NTA Blog: Standard mileage deduction rates should be consistent for all taxpayers
I and others have written tomes on the complexity of tax legislation and the burdens that tax law complexity places on taxpayers and the IRS alike. Taxpayers (and tax professionals) often want to tear their hair out, and comedians often scour tax codes for fresh material, especially during tax season.
In my most recent report to Congress, I identified an issue that is a poster child for tax law complexity.
To illustrate the absurdity of the subject, let’s start with an analogy. Have you ever walked into a supermarket to buy a gallon of milk and seen the following sign?
I’ve never seen a sign like this, and I suspect you haven’t either.
However, this is a close analogy to the rules for deducting automobile expenses. One would think that the cost of running a car (ie, fuel plus wear) would be the same regardless of the circumstances.
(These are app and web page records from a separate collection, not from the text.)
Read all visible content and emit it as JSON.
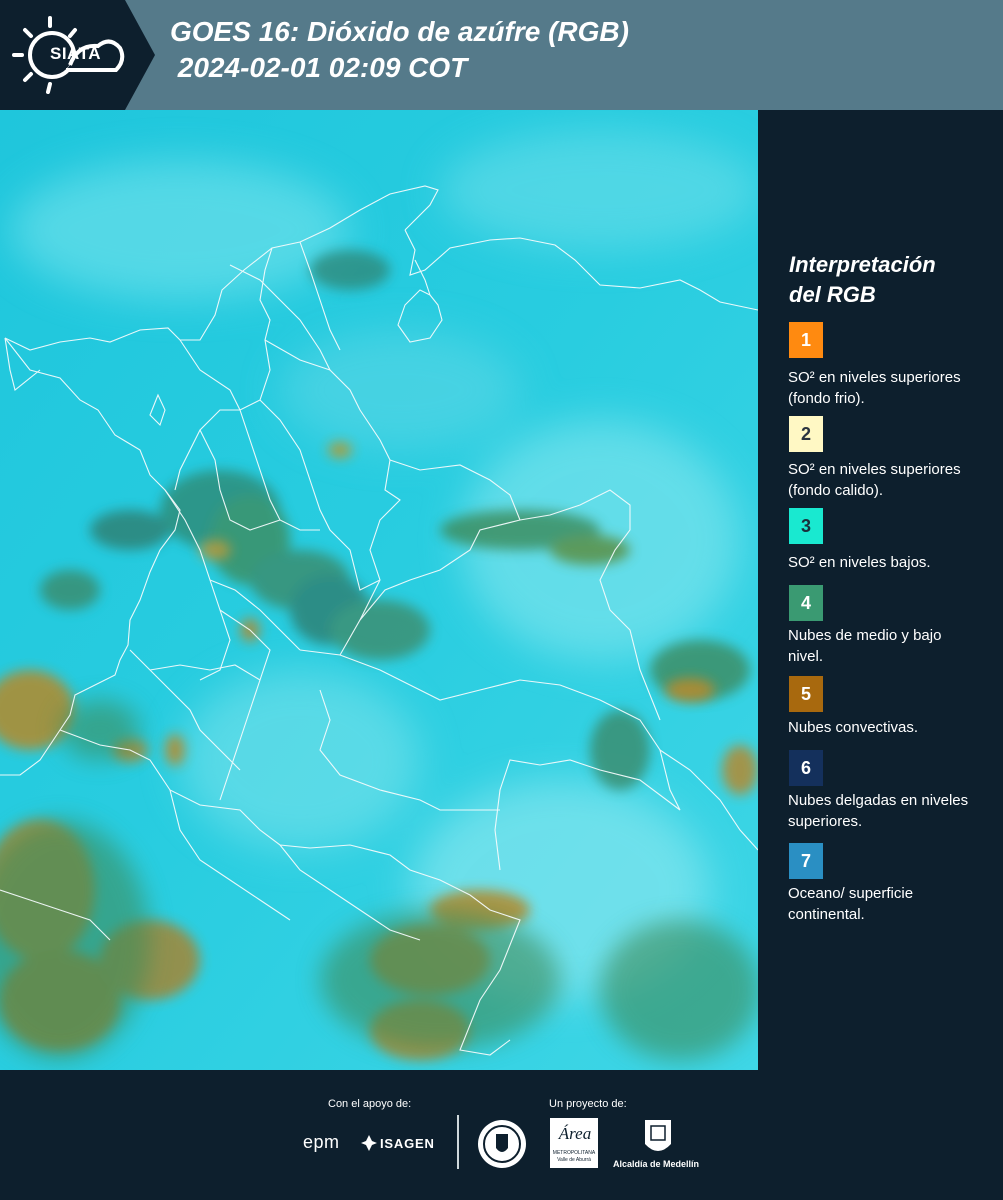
{
  "header": {
    "logo_text": "SIATA",
    "title_line1": "GOES 16: Dióxido de azúfre (RGB)",
    "title_line2": " 2024-02-01 02:09 COT"
  },
  "legend": {
    "title_line1": "Interpretación",
    "title_line2": "del RGB",
    "items": [
      {
        "num": "1",
        "color": "#ff8a10",
        "text_color": "#ffffff",
        "label": "SO² en niveles superiores (fondo frio)."
      },
      {
        "num": "2",
        "color": "#fff8c4",
        "text_color": "#2a3340",
        "label": "SO² en niveles superiores (fondo calido)."
      },
      {
        "num": "3",
        "color": "#19e9d0",
        "text_color": "#1a2f3a",
        "label": "SO² en niveles bajos."
      },
      {
        "num": "4",
        "color": "#3a9a72",
        "text_color": "#ffffff",
        "label": "Nubes de medio y bajo nivel."
      },
      {
        "num": "5",
        "color": "#a8690e",
        "text_color": "#ffffff",
        "label": "Nubes convectivas."
      },
      {
        "num": "6",
        "color": "#14305c",
        "text_color": "#ffffff",
        "label": "Nubes delgadas en niveles superiores."
      },
      {
        "num": "7",
        "color": "#2a8fc3",
        "text_color": "#ffffff",
        "label": "Oceano/ superficie continental."
      }
    ]
  },
  "footer": {
    "support_label": "Con el apoyo de:",
    "project_label": "Un proyecto de:",
    "epm": "epm",
    "isagen": "ISAGEN",
    "metropolitana": "METROPOLITANA",
    "valle": "Valle de Aburrá",
    "area": "Área",
    "alcaldia": "Alcaldía de Medellín"
  }
}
However, the current standard mileage rates used to calculate the deductible expenses of operating a motor vehicle for business, charity, medical transportation, or military relocation purposes are as follows:
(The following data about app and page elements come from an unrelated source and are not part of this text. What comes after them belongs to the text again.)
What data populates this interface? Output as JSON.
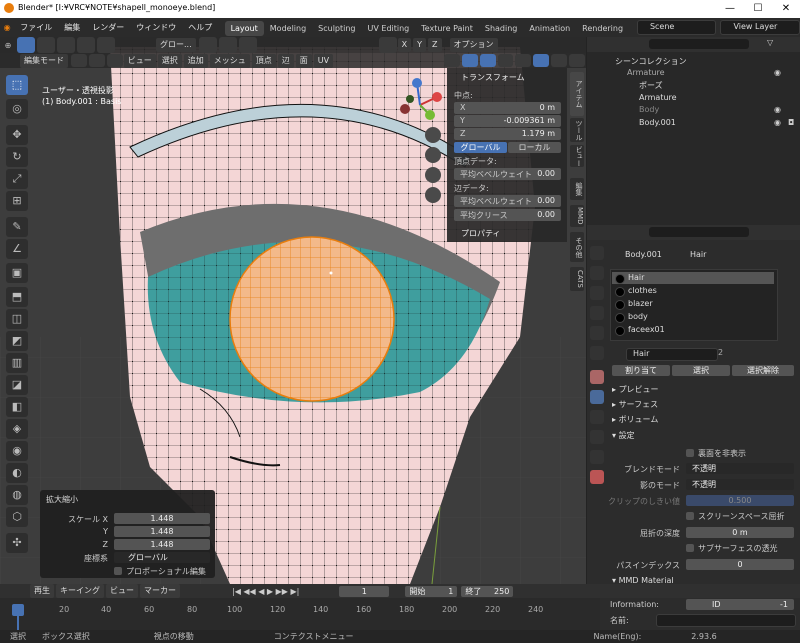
{
  "window": {
    "title": "Blender* [I:¥VRC¥NOTE¥shapell_monoeye.blend]",
    "minimize": "—",
    "maximize": "☐",
    "close": "✕"
  },
  "menubar": {
    "items": [
      "ファイル",
      "編集",
      "レンダー",
      "ウィンドウ",
      "ヘルプ"
    ],
    "workspaces": [
      "Layout",
      "Modeling",
      "Sculpting",
      "UV Editing",
      "Texture Paint",
      "Shading",
      "Animation",
      "Rendering"
    ],
    "active_workspace": "Layout",
    "scene": "Scene",
    "view_layer": "View Layer"
  },
  "viewport": {
    "mode": "編集モード",
    "header_menus": [
      "ビュー",
      "選択",
      "追加",
      "メッシュ",
      "頂点",
      "辺",
      "面",
      "UV"
    ],
    "transform_orientation": "グロー...",
    "options": "オプション",
    "axes": [
      "X",
      "Y",
      "Z"
    ],
    "overlay_line1": "ユーザー・透視投影",
    "overlay_line2": "(1) Body.001 : Basis"
  },
  "npanel": {
    "header": "トランスフォーム",
    "median_label": "中点:",
    "x_label": "X",
    "x_value": "0 m",
    "y_label": "Y",
    "y_value": "-0.009361 m",
    "z_label": "Z",
    "z_value": "1.179 m",
    "global_btn": "グローバル",
    "local_btn": "ローカル",
    "vertex_data": "頂点データ:",
    "vertex_bevel_label": "平均ベベルウェイト",
    "vertex_bevel_value": "0.00",
    "edge_data": "辺データ:",
    "edge_bevel_label": "平均ベベルウェイト",
    "edge_bevel_value": "0.00",
    "crease_label": "平均クリース",
    "crease_value": "0.00",
    "properties": "プロパティ",
    "tabs": [
      "アイテム",
      "ツール",
      "ビュー",
      "編集",
      "MMD",
      "その他",
      "CATS"
    ]
  },
  "op_panel": {
    "title": "拡大縮小",
    "scale_label": "スケール X",
    "y_label": "Y",
    "z_label": "Z",
    "scale_x": "1.448",
    "scale_y": "1.448",
    "scale_z": "1.448",
    "orientation_label": "座標系",
    "orientation_value": "グローバル",
    "proportional": "プロポーショナル編集"
  },
  "outliner": {
    "title": "シーンコレクション",
    "items": [
      {
        "name": "Armature"
      },
      {
        "name": "ポーズ"
      },
      {
        "name": "Armature"
      },
      {
        "name": "Body"
      },
      {
        "name": "Body.001"
      }
    ]
  },
  "properties": {
    "object": "Body.001",
    "material": "Hair",
    "slots": [
      "Hair",
      "clothes",
      "blazer",
      "body",
      "faceex01"
    ],
    "mat_name": "Hair",
    "users": "2",
    "assign": "割り当て",
    "select": "選択",
    "deselect": "選択解除",
    "sections": [
      "プレビュー",
      "サーフェス",
      "ボリューム",
      "設定"
    ],
    "backface": "裏面を非表示",
    "blend_mode_label": "ブレンドモード",
    "blend_mode_value": "不透明",
    "shadow_mode_label": "影のモード",
    "shadow_mode_value": "不透明",
    "clip_label": "クリップのしきい値",
    "clip_value": "0.500",
    "ssr": "スクリーンスペース屈折",
    "refr_depth_label": "屈折の深度",
    "refr_depth_value": "0 m",
    "sss": "サブサーフェスの透光",
    "pass_index_label": "パスインデックス",
    "pass_index_value": "0",
    "mmd_material": "MMD Material",
    "information_label": "Information:",
    "info_id": "ID",
    "info_value": "-1",
    "name_label": "名前:",
    "name_en_label": "Name(Eng):"
  },
  "timeline": {
    "playback": "再生",
    "keying": "キーイング",
    "view": "ビュー",
    "marker": "マーカー",
    "current_frame": "1",
    "start_label": "開始",
    "start": "1",
    "end_label": "終了",
    "end": "250",
    "ticks": [
      "1",
      "20",
      "40",
      "60",
      "80",
      "100",
      "120",
      "140",
      "160",
      "180",
      "200",
      "220",
      "240"
    ]
  },
  "statusbar": {
    "select": "選択",
    "box_select": "ボックス選択",
    "rotate_view": "視点の移動",
    "context_menu": "コンテクストメニュー",
    "version": "2.93.6"
  }
}
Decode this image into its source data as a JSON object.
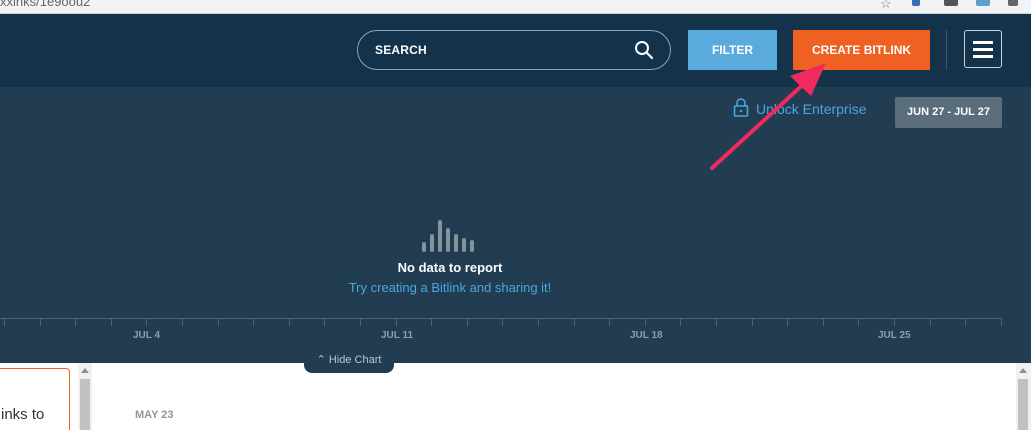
{
  "browser": {
    "url_fragment": "xxinks/1e9oou2"
  },
  "header": {
    "search_label": "SEARCH",
    "filter_label": "FILTER",
    "create_label": "CREATE BITLINK"
  },
  "chart": {
    "unlock_label": "Unlock Enterprise",
    "date_range": "JUN 27 - JUL 27",
    "empty_title": "No data to report",
    "empty_subtitle": "Try creating a Bitlink and sharing it!",
    "hide_label": "Hide Chart"
  },
  "chart_data": {
    "type": "bar",
    "categories": [
      "JUL 4",
      "JUL 11",
      "JUL 18",
      "JUL 25"
    ],
    "values": [],
    "title": "",
    "xlabel": "",
    "ylabel": ""
  },
  "content": {
    "card_text": "inks to",
    "date_heading": "MAY 23"
  },
  "colors": {
    "header_bg": "#14334a",
    "chart_bg": "#223d51",
    "filter": "#5aaadd",
    "create": "#ee6123",
    "link": "#4aa6e0",
    "annotation_arrow": "#f0295f"
  }
}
|Ambulance transport/military move||22¢|
There are times when tax professionals analyze the intricacies of seemingly absurd legal distinctions and almost take them for logical – until they have to explain them in plain language to a client.
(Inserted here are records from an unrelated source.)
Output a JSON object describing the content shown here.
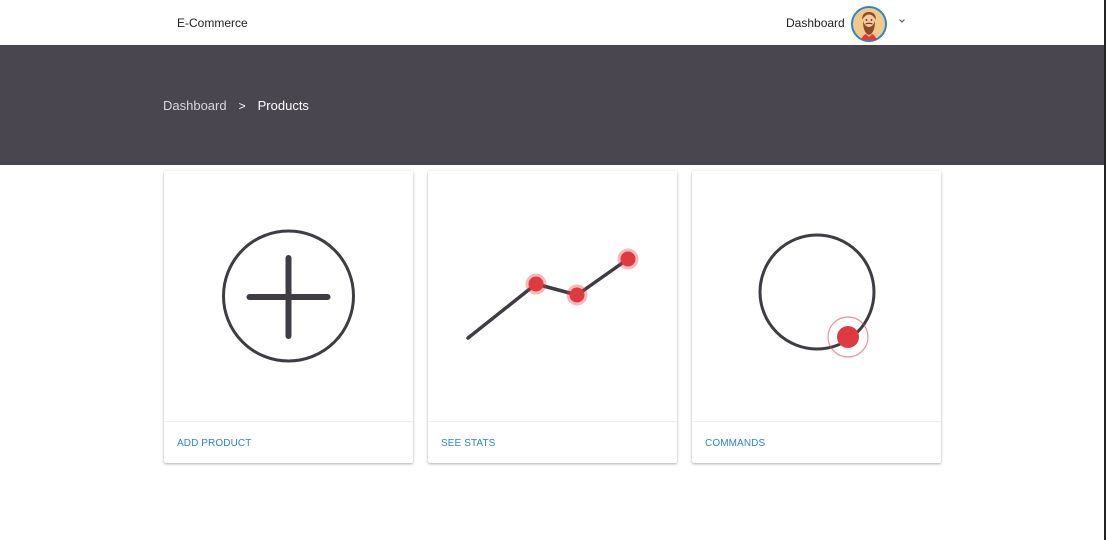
{
  "header": {
    "brand": "E-Commerce",
    "nav_dashboard": "Dashboard",
    "avatar_icon": "bearded-man-avatar-icon",
    "menu_icon": "chevron-down-icon"
  },
  "breadcrumb": {
    "items": [
      "Dashboard",
      "Products"
    ],
    "separator": ">"
  },
  "cards": [
    {
      "action_label": "ADD PRODUCT",
      "icon": "plus-circle-icon"
    },
    {
      "action_label": "SEE STATS",
      "icon": "line-chart-icon"
    },
    {
      "action_label": "COMMANDS",
      "icon": "circle-progress-icon"
    }
  ],
  "colors": {
    "hero_background": "#4a4650",
    "icon_stroke": "#3f3c44",
    "accent_red": "#e0393e",
    "link_blue": "#2a87c9"
  }
}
For the benefit of tax professionals and historians, here are the intricacies that explain how these three tax rates were established. Congress codified the 14-cent standard mileage rate for charitable miles for tax years beginning in 1998 and did not index the inflation rate. In contrast, the IRS has the power to set the standard mileage rate for business purposes annually by adding up the fixed and variable costs of operating a motor vehicle. The IRS also has the authority to set the standard mileage rate for medical transport and military relocation purposes annually based solely on the variable cost of operating a motor vehicle. Alternatively, taxpayers have the option of charging the actual cost of running a car instead of claiming the standard mileage allowance, but that requires a lot of additional record-keeping.
Now try explaining to a client why one rate reflects only variable costs, a second rate reflects both variable and fixed costs, and a third rate was introduced by law 25 years ago and reflects no current costs at all.
Using different tax rates makes little sense and can create confusion for taxpayers, tax professionals, and IRS officials. For example, someone may know the deduction rate for one purpose and, unaware that there are different rates, incorrectly apply that rate for another purpose. In fact, some common-minded self-employed people can claim mileage deductions for both business and charity purposes on the same tax return. Aside from the obvious confusion this can cause, there is an incentive to give more business miles (65.5 cents per mile) and fewer charity miles (14 cents per mile).
Not only does multiple tax rates create confusion, but if a taxpayer accidentally uses the wrong tax rate, they can be subject to a tax adjustment, penalties, and interest charges. This undermines public confidence in the fairness of the tax system. If a motor vehicle is determined to cost a certain amount to operate per mile, the default mileage deduction rate should reflect that cost for all purposes. The existence of three rates of motor vehicle mileage deduction reflects the complex and evolving nature of tax law and the competing interests of different groups and policies. Is this the correct result?
Although the mileage deduction rate is a discrete issue, there are many discrete issues like this that make the Internal Revenue Code complex and difficult to understand and apply. While each type of tax deduction serves a unique purpose, a consistent and simplified system would benefit taxpayers, the IRS, and society. By promoting fairness, efficiency and clarity, a simplified tax law would help taxpayers make informed decisions about their finances and contribute to a more stable and prosperous economy.
In the 2023 Purple Book of the National Taxpayer Advocate, I recommended that Congress establish consistent standard mileage rates for business, charitable, medical transportation and military relocation purposes by harmonizing Sections 162, 170(i), 213 and 217 of the Internal Revenue Code – and by indexing inflation rates in future years.
I encourage tax committees and members of Congress to heed this recommendation. I also encourage Congress to review the other 64 impartial, generally non-controversial legislative recommendations I proposed in the Purple Book to strengthen taxpayer rights and improve tax administration.